● **EXERCISE DETAILS**
Check each line of the material for the string "image", and copy the lines that have it.

● **RECORDS FOR PROCESSING**
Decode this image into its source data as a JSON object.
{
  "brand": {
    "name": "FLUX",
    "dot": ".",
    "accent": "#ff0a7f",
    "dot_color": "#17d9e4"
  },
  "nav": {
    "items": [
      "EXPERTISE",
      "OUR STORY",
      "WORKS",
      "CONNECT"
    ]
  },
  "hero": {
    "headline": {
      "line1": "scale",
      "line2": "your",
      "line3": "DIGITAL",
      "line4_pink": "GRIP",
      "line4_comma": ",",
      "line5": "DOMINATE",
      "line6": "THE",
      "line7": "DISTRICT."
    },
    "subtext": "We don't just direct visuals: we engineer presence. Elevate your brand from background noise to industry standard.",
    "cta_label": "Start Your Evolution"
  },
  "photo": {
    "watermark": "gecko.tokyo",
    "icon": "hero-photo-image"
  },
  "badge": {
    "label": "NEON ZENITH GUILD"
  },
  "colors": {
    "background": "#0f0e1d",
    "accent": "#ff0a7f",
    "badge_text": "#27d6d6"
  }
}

● **EXERCISE RESPONSE**
Decode this image into its source data as a JSON object.
    "icon": "hero-photo-image"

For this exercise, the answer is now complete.